About this task >> Pictures aside, copy every record word for word.

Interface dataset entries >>
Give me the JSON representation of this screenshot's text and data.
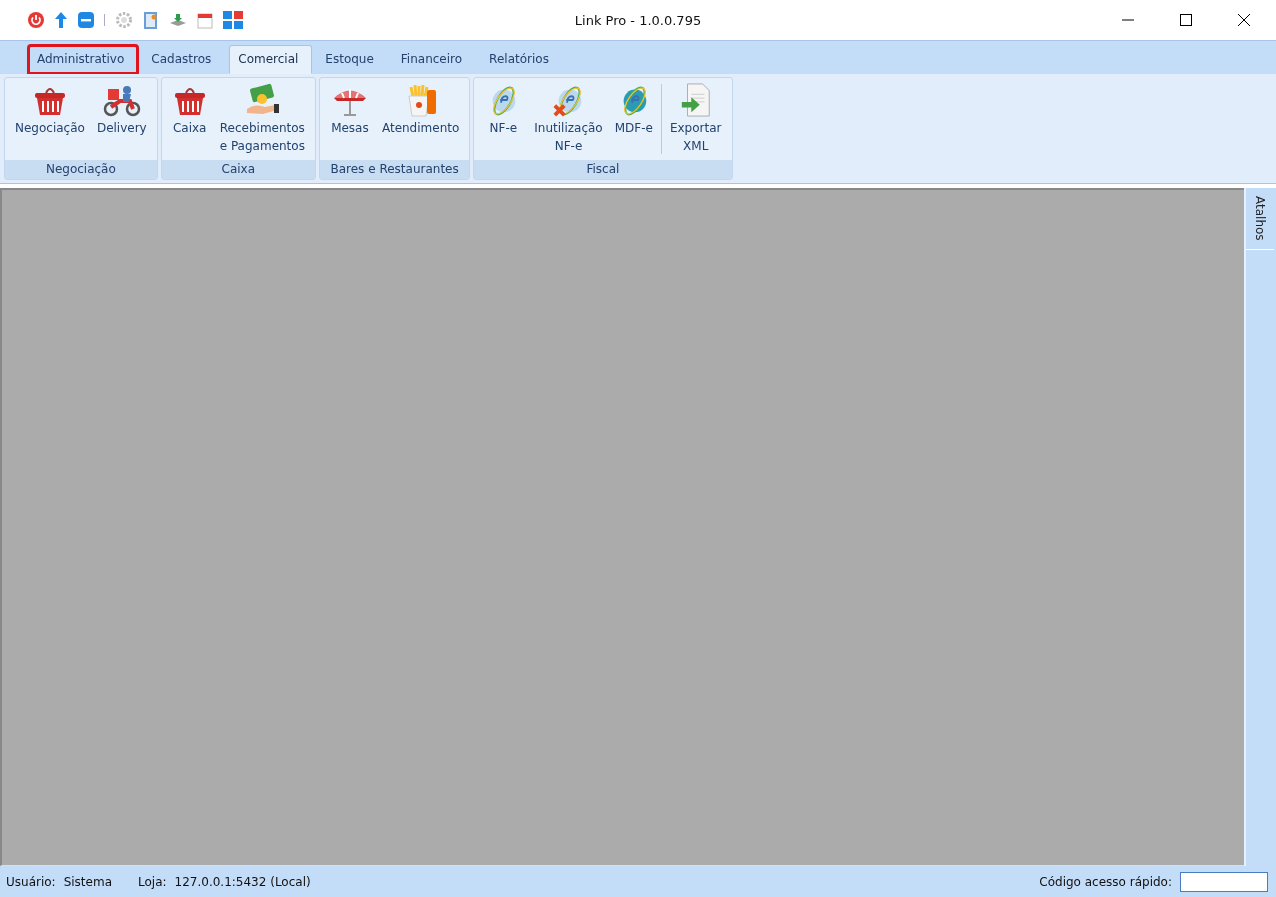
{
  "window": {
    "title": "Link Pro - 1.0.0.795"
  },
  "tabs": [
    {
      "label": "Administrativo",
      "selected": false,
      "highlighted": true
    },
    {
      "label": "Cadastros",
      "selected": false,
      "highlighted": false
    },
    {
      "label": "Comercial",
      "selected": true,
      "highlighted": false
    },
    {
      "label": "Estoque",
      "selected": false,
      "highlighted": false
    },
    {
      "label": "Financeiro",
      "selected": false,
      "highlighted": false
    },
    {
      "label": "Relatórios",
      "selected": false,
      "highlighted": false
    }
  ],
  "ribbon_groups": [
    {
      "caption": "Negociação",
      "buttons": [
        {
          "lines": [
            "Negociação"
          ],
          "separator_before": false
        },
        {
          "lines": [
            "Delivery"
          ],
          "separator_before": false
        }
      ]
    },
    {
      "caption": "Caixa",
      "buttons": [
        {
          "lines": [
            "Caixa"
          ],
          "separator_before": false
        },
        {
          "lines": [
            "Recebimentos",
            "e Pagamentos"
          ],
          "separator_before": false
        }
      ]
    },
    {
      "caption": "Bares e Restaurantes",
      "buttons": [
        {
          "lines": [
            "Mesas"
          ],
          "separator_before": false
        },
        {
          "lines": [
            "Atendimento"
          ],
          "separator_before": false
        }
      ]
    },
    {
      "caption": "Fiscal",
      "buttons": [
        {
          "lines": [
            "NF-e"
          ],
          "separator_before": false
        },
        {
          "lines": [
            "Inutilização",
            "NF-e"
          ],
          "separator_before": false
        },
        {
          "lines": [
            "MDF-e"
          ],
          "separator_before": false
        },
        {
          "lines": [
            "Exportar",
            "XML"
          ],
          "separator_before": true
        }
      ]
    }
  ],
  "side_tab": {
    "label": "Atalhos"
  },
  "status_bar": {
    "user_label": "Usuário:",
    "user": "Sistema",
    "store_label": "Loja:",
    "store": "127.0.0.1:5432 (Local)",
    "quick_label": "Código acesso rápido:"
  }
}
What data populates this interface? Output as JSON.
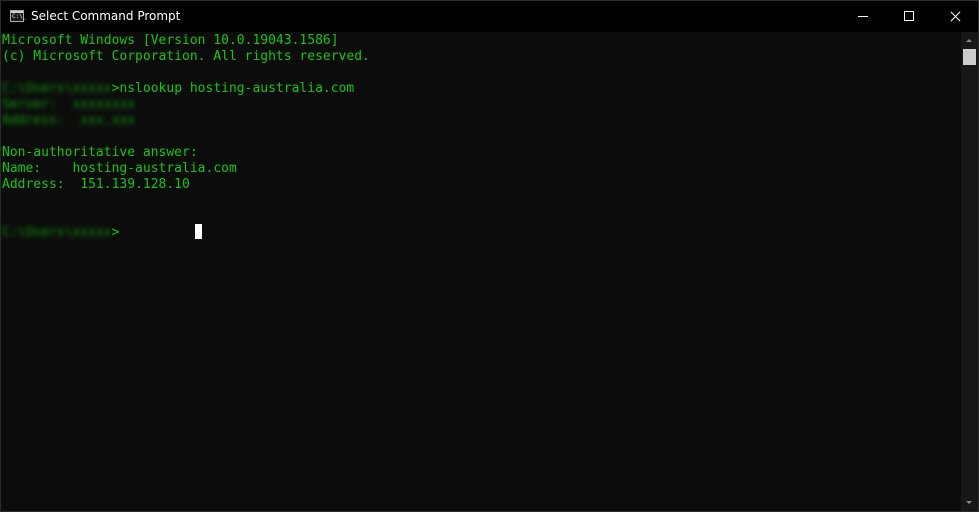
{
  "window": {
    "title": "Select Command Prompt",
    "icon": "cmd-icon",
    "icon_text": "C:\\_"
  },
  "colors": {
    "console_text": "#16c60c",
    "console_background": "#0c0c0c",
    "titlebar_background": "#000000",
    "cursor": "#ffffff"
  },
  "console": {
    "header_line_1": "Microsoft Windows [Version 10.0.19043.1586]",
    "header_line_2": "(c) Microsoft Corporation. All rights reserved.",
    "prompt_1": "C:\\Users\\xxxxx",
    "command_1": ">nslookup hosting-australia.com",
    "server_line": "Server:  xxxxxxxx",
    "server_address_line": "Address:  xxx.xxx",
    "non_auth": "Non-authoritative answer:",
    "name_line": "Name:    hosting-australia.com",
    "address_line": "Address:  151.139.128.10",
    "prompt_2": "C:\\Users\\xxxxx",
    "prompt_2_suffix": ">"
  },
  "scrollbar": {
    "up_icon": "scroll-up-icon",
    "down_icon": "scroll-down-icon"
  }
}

Problem solution >>
Give me the JSON representation of this screenshot's text and data.
{
  "window": {
    "title": "Link Pro - 1.0.0.795"
  },
  "tabs": [
    {
      "label": "Administrativo",
      "selected": false,
      "highlighted": true
    },
    {
      "label": "Cadastros",
      "selected": false,
      "highlighted": false
    },
    {
      "label": "Comercial",
      "selected": true,
      "highlighted": false
    },
    {
      "label": "Estoque",
      "selected": false,
      "highlighted": false
    },
    {
      "label": "Financeiro",
      "selected": false,
      "highlighted": false
    },
    {
      "label": "Relatórios",
      "selected": false,
      "highlighted": false
    }
  ],
  "ribbon_groups": [
    {
      "caption": "Negociação",
      "buttons": [
        {
          "lines": [
            "Negociação"
          ],
          "separator_before": false
        },
        {
          "lines": [
            "Delivery"
          ],
          "separator_before": false
        }
      ]
    },
    {
      "caption": "Caixa",
      "buttons": [
        {
          "lines": [
            "Caixa"
          ],
          "separator_before": false
        },
        {
          "lines": [
            "Recebimentos",
            "e Pagamentos"
          ],
          "separator_before": false
        }
      ]
    },
    {
      "caption": "Bares e Restaurantes",
      "buttons": [
        {
          "lines": [
            "Mesas"
          ],
          "separator_before": false
        },
        {
          "lines": [
            "Atendimento"
          ],
          "separator_before": false
        }
      ]
    },
    {
      "caption": "Fiscal",
      "buttons": [
        {
          "lines": [
            "NF-e"
          ],
          "separator_before": false
        },
        {
          "lines": [
            "Inutilização",
            "NF-e"
          ],
          "separator_before": false
        },
        {
          "lines": [
            "MDF-e"
          ],
          "separator_before": false
        },
        {
          "lines": [
            "Exportar",
            "XML"
          ],
          "separator_before": true
        }
      ]
    }
  ],
  "side_tab": {
    "label": "Atalhos"
  },
  "status_bar": {
    "user_label": "Usuário:",
    "user": "Sistema",
    "store_label": "Loja:",
    "store": "127.0.0.1:5432 (Local)",
    "quick_label": "Código acesso rápido:"
  }
}
What data populates this interface? Output as JSON.
{
  "window": {
    "title": "Select Command Prompt",
    "icon": "cmd-icon",
    "icon_text": "C:\\_"
  },
  "colors": {
    "console_text": "#16c60c",
    "console_background": "#0c0c0c",
    "titlebar_background": "#000000",
    "cursor": "#ffffff"
  },
  "console": {
    "header_line_1": "Microsoft Windows [Version 10.0.19043.1586]",
    "header_line_2": "(c) Microsoft Corporation. All rights reserved.",
    "prompt_1": "C:\\Users\\xxxxx",
    "command_1": ">nslookup hosting-australia.com",
    "server_line": "Server:  xxxxxxxx",
    "server_address_line": "Address:  xxx.xxx",
    "non_auth": "Non-authoritative answer:",
    "name_line": "Name:    hosting-australia.com",
    "address_line": "Address:  151.139.128.10",
    "prompt_2": "C:\\Users\\xxxxx",
    "prompt_2_suffix": ">"
  },
  "scrollbar": {
    "up_icon": "scroll-up-icon",
    "down_icon": "scroll-down-icon"
  }
}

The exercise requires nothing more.